“We started putting this together two weeks ago and our phones have been ringing off the hook,” he said. “It’s already getting to be a lot bigger than we thought it would be. We’re overwhelmed with what we’ve gotten.”
Oedekoven, who grew up just east of Sturgis in Meade County, estimated between 15,000 and 30,000 cattle died because of the storm. He said there were 10,000 reported deaths to the state Animal Industry Board as of Monday.
“Obviously it is a blow to several farmers and ranchers who lost a significant portion of the herd,” Oedekoven said. “I think people are really dealing with a lot of things. Some of them will have suffered a significant loss to their business. There’s a lot of concern in some places that were hard-hit about how they will recover.”
Eich, along with representatives from the Stockgrowers Association and the Sheep Growers Association, met in mid-October and allocated $50,000 for immediate relief that is going to farmers and ranchers whose only income is cattle-based. The group is meeting again Monday in Wall hoping to finalize an end date to fundraising and finalize the criteria to receive aid. Eich is unsure of how the donated money will be distributed because the group is unsure how many people qualify for relief. He said that’s another thing that has to be discussed.
Eich said he’s already seen and heard stories of the donations going toward aid to the people who were hit hardest by the storm.
“There are stacks of envelopes to open,” Eich said, “and if you get a couple hundred letters and envelopes with checks for a hundred dollars each, it starts to add up.”
Mitchell gas station West Cubby’s on Havens Ave., has been asking its customers if they want to donate to the Rancher Relief Fund. It had already received $472 as of Monday afternoon. Store manager Dan Roy said the business will continue asking for donations until the middle of December. It is one of two Cubby’s gas stations in Mitchell and one of eight in South Dakota donating to the Rancher Relief Fund.
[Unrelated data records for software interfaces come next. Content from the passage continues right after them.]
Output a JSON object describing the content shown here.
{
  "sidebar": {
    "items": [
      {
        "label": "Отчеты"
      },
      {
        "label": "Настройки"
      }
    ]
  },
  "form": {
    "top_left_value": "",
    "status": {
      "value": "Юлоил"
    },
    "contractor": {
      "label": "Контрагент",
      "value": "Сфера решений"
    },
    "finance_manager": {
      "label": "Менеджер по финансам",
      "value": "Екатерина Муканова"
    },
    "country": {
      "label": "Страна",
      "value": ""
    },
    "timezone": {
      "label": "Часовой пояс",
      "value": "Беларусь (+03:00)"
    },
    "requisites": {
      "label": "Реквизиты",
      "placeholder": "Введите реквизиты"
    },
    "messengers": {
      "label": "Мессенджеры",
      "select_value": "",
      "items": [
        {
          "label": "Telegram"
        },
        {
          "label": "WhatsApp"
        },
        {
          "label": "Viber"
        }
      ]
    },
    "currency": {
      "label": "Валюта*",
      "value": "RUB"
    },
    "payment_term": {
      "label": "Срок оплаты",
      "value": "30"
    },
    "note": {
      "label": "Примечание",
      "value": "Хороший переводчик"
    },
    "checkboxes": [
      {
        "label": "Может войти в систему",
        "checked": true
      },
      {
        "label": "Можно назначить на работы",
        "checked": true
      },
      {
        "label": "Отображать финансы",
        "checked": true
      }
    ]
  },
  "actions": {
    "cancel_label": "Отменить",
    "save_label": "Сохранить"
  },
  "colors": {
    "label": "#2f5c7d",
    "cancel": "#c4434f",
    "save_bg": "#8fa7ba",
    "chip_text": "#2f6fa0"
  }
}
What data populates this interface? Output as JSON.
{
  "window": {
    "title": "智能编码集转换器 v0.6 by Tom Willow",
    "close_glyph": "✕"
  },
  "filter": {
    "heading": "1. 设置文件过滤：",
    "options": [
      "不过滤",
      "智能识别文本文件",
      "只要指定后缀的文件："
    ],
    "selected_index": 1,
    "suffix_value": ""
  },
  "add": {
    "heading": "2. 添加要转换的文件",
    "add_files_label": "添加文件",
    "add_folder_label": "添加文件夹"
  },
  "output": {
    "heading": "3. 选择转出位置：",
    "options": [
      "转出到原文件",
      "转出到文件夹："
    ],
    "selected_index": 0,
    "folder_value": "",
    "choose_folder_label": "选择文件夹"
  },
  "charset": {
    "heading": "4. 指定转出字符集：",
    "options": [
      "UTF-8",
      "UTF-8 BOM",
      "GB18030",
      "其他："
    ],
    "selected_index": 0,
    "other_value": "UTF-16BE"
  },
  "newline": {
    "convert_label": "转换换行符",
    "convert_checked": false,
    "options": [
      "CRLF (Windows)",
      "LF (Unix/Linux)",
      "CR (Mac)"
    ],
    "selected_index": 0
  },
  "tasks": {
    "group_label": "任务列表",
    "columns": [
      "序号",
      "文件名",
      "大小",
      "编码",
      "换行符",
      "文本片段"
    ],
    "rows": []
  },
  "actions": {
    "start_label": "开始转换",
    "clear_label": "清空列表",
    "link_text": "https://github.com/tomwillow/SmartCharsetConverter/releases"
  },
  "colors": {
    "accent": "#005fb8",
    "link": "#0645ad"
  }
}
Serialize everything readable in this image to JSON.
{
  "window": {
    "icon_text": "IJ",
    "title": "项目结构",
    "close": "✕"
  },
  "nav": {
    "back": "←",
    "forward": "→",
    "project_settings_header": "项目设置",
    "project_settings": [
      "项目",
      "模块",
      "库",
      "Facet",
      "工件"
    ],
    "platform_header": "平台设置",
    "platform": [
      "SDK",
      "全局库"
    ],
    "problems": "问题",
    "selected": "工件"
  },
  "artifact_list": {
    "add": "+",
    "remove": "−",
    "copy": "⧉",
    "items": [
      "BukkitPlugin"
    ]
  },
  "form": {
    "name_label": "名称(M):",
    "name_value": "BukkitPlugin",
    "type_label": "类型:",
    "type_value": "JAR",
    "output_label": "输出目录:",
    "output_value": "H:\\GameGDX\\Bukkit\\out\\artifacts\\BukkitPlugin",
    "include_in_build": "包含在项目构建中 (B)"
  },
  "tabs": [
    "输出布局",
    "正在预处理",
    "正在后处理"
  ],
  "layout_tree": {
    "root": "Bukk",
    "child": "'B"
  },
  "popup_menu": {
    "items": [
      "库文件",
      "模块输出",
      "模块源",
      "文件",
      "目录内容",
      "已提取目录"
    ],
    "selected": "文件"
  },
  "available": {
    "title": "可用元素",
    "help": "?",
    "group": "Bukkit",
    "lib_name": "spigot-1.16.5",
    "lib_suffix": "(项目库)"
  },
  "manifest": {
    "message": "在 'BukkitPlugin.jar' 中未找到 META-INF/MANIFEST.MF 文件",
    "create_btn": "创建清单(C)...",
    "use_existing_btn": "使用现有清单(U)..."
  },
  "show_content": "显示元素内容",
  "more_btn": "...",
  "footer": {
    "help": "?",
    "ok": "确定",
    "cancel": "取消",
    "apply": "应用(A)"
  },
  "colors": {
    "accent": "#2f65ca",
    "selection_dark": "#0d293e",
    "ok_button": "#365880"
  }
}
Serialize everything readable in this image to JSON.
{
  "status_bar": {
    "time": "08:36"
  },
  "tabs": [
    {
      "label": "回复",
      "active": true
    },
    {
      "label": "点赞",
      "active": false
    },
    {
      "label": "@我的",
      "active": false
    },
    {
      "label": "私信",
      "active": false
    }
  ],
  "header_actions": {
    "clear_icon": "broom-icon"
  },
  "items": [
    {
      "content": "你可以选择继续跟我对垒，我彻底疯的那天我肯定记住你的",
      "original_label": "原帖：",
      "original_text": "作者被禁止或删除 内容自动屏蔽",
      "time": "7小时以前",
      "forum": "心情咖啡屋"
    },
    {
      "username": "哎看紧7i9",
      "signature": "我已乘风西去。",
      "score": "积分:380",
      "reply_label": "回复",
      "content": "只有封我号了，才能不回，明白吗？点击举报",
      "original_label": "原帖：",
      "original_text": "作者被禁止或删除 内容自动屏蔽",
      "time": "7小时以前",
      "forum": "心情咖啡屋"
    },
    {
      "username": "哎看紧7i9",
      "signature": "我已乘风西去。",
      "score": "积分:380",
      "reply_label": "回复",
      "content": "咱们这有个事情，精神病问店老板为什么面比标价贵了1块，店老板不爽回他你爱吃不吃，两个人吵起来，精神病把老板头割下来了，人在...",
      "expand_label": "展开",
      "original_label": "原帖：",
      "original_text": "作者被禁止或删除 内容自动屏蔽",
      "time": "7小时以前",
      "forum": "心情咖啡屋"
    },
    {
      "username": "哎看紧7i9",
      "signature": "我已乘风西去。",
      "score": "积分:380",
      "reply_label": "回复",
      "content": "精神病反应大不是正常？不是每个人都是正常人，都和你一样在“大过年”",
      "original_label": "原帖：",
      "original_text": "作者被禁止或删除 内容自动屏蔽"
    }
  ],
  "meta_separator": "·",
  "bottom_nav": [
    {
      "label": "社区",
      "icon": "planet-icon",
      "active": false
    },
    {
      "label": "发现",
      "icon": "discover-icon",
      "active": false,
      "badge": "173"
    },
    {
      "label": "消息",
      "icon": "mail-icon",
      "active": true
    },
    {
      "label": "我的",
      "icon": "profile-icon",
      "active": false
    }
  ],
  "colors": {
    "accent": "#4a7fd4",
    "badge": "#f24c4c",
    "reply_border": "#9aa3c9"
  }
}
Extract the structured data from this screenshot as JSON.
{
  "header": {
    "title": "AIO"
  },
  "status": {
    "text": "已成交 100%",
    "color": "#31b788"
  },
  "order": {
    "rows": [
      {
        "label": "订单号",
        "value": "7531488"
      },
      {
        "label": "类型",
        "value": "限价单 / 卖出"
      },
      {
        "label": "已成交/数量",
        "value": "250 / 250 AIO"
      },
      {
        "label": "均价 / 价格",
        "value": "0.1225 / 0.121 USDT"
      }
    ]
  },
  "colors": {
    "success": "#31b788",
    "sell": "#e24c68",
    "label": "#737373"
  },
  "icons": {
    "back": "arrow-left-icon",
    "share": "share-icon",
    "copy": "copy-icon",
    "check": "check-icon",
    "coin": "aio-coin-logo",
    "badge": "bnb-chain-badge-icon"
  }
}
All eight stores had received a total of $2,348 as of Monday, according to Jeff Wendling, a manager at a Cubby’s in Sioux Falls.